The Fed­eral High­way Ad­min­is­tra­tion has a lim­ited pro­gram un­der which a few states can toll in­ter states. Vir­ginia got a slot in the pro­gram, and former gover­nor Robert F. McDon­nell’ s ad­min­is­tra­tion had planned to use it for tolling I -95 in the south­ern part of the com­mon­wealth.

The idea proved un­pop­u­lar, and when the Gen­eral As­sem­bly ap­proved the gover­nor’s plan for a new trans­porta­tion tax­ing pro­gram, it was dropped.

But many trans­porta­tion ex­perts say that eas­ing the in­ter­state tolling re­stric­tions na­tion­wide would be a good way to help the states with their high­way fi­nanc­ing prob­lems.

While the de­bate con­tin­ues on that front, we have the some­what sep­a­rate topic of con­vert­ing HOV lanes into HOT lanes.

Peo­ple are le­git­i­mately con­fused about th­ese dif­fer­ent threads in con­ver­sa­tion about trans­porta­tion. Many of us came of age when fi­nanc­ing the in­ter­state high­way sys­tem was the na­tional trans­porta­tion plan. We need to move on.

The de­bate over high­way fi­nanc­ing re­flects the fact that we built a sys­tem big­ger than what we wanted to pay for. The de­bate over whether to con­vert HOV lanes to HOT lanes re­flects that we’re try­ing to fig­ure out how to squeeze more per­for­mance out of that sys­tem.

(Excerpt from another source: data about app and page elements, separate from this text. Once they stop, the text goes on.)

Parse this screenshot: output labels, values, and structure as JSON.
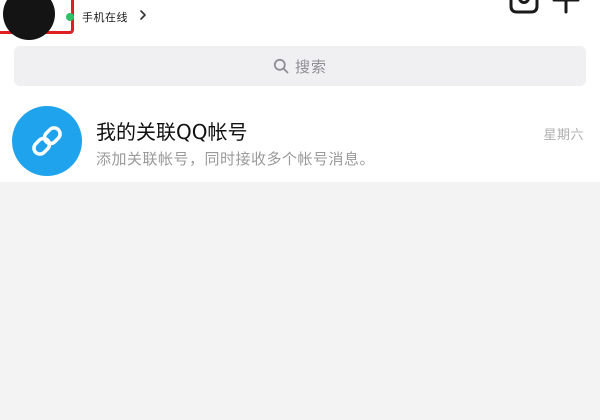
{
  "header": {
    "status_text": "手机在线",
    "online_color": "#2dc36a",
    "highlight_color": "#e02020",
    "icons": [
      "camera-icon",
      "plus-icon"
    ]
  },
  "search": {
    "placeholder": "搜索",
    "icon": "search-icon"
  },
  "chats": [
    {
      "title": "我的关联QQ帐号",
      "subtitle": "添加关联帐号，同时接收多个帐号消息。",
      "time": "星期六",
      "avatar_icon": "link-icon",
      "avatar_color": "#1fa3ec"
    }
  ]
}
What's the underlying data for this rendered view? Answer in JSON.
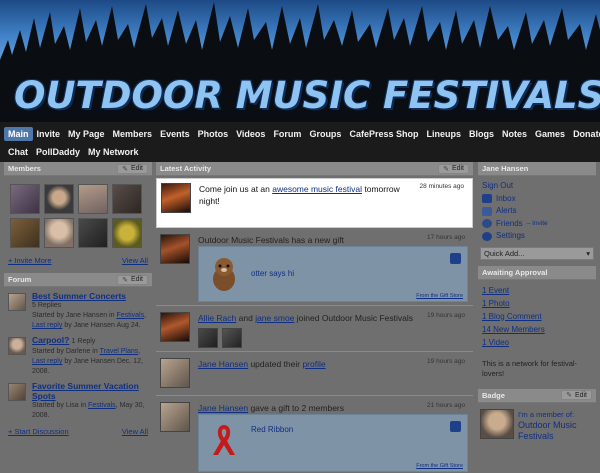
{
  "site": {
    "title": "OUTDOOR MUSIC FESTIVALS"
  },
  "nav": {
    "row1": [
      "Main",
      "Invite",
      "My Page",
      "Members",
      "Events",
      "Photos",
      "Videos",
      "Forum",
      "Groups",
      "CafePress Shop",
      "Lineups",
      "Blogs",
      "Notes",
      "Games",
      "Donate"
    ],
    "row2": [
      "Chat",
      "PollDaddy",
      "My Network"
    ]
  },
  "members": {
    "title": "Members",
    "edit": "Edit",
    "invite_more": "+ Invite More",
    "view_all": "View All"
  },
  "forum": {
    "title": "Forum",
    "edit": "Edit",
    "items": [
      {
        "title": "Best Summer Concerts",
        "replies": "5 Replies",
        "started_prefix": "Started by Jane Hansen in",
        "category": "Festivals",
        "last_reply": "Last reply",
        "last_by": "by Jane Hansen Aug 24."
      },
      {
        "title": "Carpool?",
        "replies": "1 Reply",
        "started_prefix": "Started by Darlene in",
        "category": "Travel Plans",
        "last_reply": "Last reply",
        "last_by": "by Jane Hansen Dec. 12, 2008."
      },
      {
        "title": "Favorite Summer Vacation Spots",
        "replies": "",
        "started_prefix": "Started by Lisa in",
        "category": "Festivals",
        "last_reply": "",
        "last_by": "May 30, 2008."
      }
    ],
    "start_discussion": "+ Start Discussion",
    "view_all": "View All"
  },
  "activity": {
    "title": "Latest Activity",
    "edit": "Edit",
    "items": [
      {
        "text_before": "Come join us at an ",
        "link": "awesome music festival",
        "text_after": " tomorrow",
        "line2": "night!",
        "time": "28 minutes ago"
      },
      {
        "text": "Outdoor Music Festivals has a new gift",
        "time": "17 hours ago",
        "gift_label": "otter says hi",
        "store": "From the Gift Store"
      },
      {
        "user1": "Allie Rach",
        "and": " and ",
        "user2": "jane smoe",
        "text": " joined Outdoor Music Festivals",
        "time": "19 hours ago"
      },
      {
        "user": "Jane Hansen",
        "text": " updated their ",
        "link": "profile",
        "time": "19 hours ago"
      },
      {
        "user": "Jane Hansen",
        "text": " gave a gift to 2 members",
        "time": "21 hours ago",
        "gift_label": "Red Ribbon",
        "store": "From the Gift Store"
      }
    ]
  },
  "user_panel": {
    "name": "Jane Hansen",
    "sign_out": "Sign Out",
    "inbox": "Inbox",
    "alerts": "Alerts",
    "friends": "Friends",
    "friends_invite": " – Invite",
    "settings": "Settings",
    "quick_add": "Quick Add...",
    "quick_add_arrow": "▾"
  },
  "awaiting": {
    "title": "Awaiting Approval",
    "items": [
      "1 Event",
      "1 Photo",
      "1 Blog Comment",
      "14 New Members",
      "1 Video"
    ]
  },
  "network_note": "This is a network for festival-lovers!",
  "badge": {
    "title": "Badge",
    "edit": "Edit",
    "line1": "I'm a member of:",
    "line2": "Outdoor Music",
    "line3": "Festivals"
  },
  "icons": {
    "edit": "pencil-icon",
    "inbox": "inbox-icon",
    "alerts": "alert-icon",
    "friends": "friends-icon",
    "settings": "gear-icon",
    "gift": "gift-icon"
  },
  "colors": {
    "nav_bg": "#1b1b1b",
    "nav_active": "#4f77a8",
    "link": "#0f2f82",
    "highlight": "#ffffff"
  }
}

HOV lanes are a sig­nif­i­cant tool in im­prov­ing the per­for­mance of high­ways be­cause they can move more peo­ple than reg­u­lar lanes. But they can take us only so far. They can be­come con­gested for a va­ri­ety of rea­sons.

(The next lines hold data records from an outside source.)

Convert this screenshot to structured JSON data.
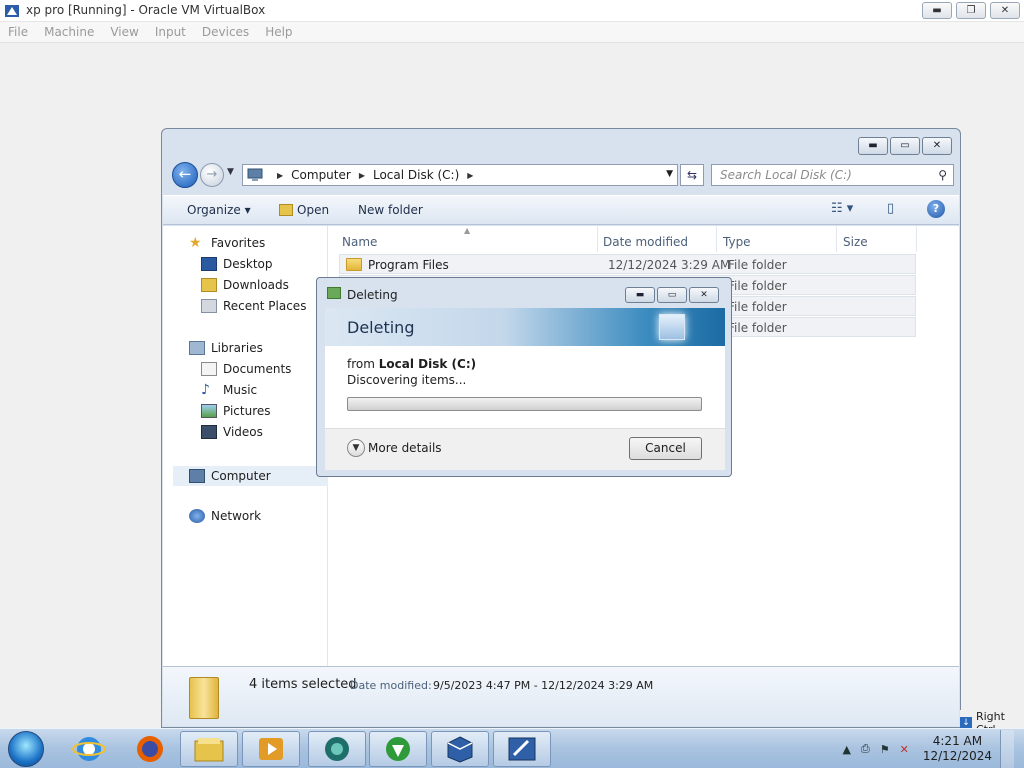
{
  "vbox": {
    "title": "xp pro [Running] - Oracle VM VirtualBox",
    "menu": [
      "File",
      "Machine",
      "View",
      "Input",
      "Devices",
      "Help"
    ],
    "window_buttons": {
      "minimize": "▬",
      "restore": "❐",
      "close": "✕"
    },
    "host_key": "Right Ctrl"
  },
  "explorer": {
    "breadcrumb": [
      "Computer",
      "Local Disk (C:)"
    ],
    "search_placeholder": "Search Local Disk (C:)",
    "commands": {
      "organize": "Organize",
      "open": "Open",
      "new_folder": "New folder"
    },
    "nav": {
      "favorites": "Favorites",
      "favorites_items": [
        "Desktop",
        "Downloads",
        "Recent Places"
      ],
      "libraries": "Libraries",
      "libraries_items": [
        "Documents",
        "Music",
        "Pictures",
        "Videos"
      ],
      "computer": "Computer",
      "network": "Network"
    },
    "columns": [
      "Name",
      "Date modified",
      "Type",
      "Size"
    ],
    "files": [
      {
        "name": "Program Files",
        "date": "12/12/2024 3:29 AM",
        "type": "File folder"
      },
      {
        "name": "",
        "date": "",
        "type": "File folder"
      },
      {
        "name": "",
        "date": "",
        "type": "File folder"
      },
      {
        "name": "",
        "date": "",
        "type": "File folder"
      }
    ],
    "details": {
      "count": "4 items selected",
      "date_label": "Date modified:",
      "date_value": "9/5/2023 4:47 PM - 12/12/2024 3:29 AM"
    }
  },
  "dialog": {
    "title": "Deleting",
    "banner": "Deleting",
    "from_prefix": "from",
    "from_location": "Local Disk (C:)",
    "status": "Discovering items...",
    "progress": 0,
    "more_details": "More details",
    "cancel": "Cancel"
  },
  "taskbar": {
    "time": "4:21 AM",
    "date": "12/12/2024"
  },
  "colors": {
    "accent": "#1c5cb8",
    "explorer_frame": "#d8e2ee",
    "taskbar": "#a9c3e0"
  }
}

When that hap­pens, and travel speeds slow, the states that op­er­ate the HOV lanes risk run­ning a foul of fed­eral rules on av­er­age speeds. Con­ver­sion to HOT lane scan im­prove travel speeds and — if done right—move­morepeo­ple.

In its plan to cre­ate HOT lane son I -66 in­side the Belt way by sum­mer 2017, Vir­ginia has not gone rogue.

Fed­eral pol­icy is stated this way: “The U.S. Depart­ment of Trans­porta­tion strongly en­dorses the use of HOT lanes as an ef­fec­tive strat­egy to ad­dress con­ges­tion. The toll should be var­ied in ac­cor­dance with travel con­di­tions and should be set at a high enough level that the per­for­mance of the HO V lane is not de­graded.”

That’s what VDOT did on I-95 and what it plans to do with I-66 HOV lanes, in­side the Belt­way as well as out­side.

The unique as­pect of the in­side-the-Belt­way plan is that the con­ver­sion from HOV to HOT would oc­cur with­out any lanes be­ing added.

Some Repub­li­can leg­is­la­tors have seized on this to make a case against the ad­min­is­tra­tion of Gov. Terry McAuliffe (D).

“Charg­ing Vir­gini­ans for the priv­i­lege of sit­ting in traf­fic with­out us­ing that money to add new ca­pac­ity leaves the real prob­lem— con­ges­tion—com­pletely un­solved ,” House Speaker Wil­liam J. How­ell (R-Stafford) said in a state­ment in which he joined other GOP leg­is­la­tors in blast­ing the HOT lane sidea.

The state­ment re­flects a way of think­ing about high­way travel that went out with the Gran Torino: If you’re not adding lanes, you’re not adding ca­pac­ity.

That’s a trans­porta­tion plan for the mid-20th cen­tury. In fact, if VDOT does what it pledges to do by us­ing HOT lanes rev­enue to build up car­pool­ing and a com­muter bus sys­tem, it will add peo­ple-mov­ing ca­pac­ity on I-66 and make the ex­pe­ri­ence more tol­er­a­ble for ev­ery­one.

Newspapers in English

Newspapers from USA

© PressReader. All rights reserved.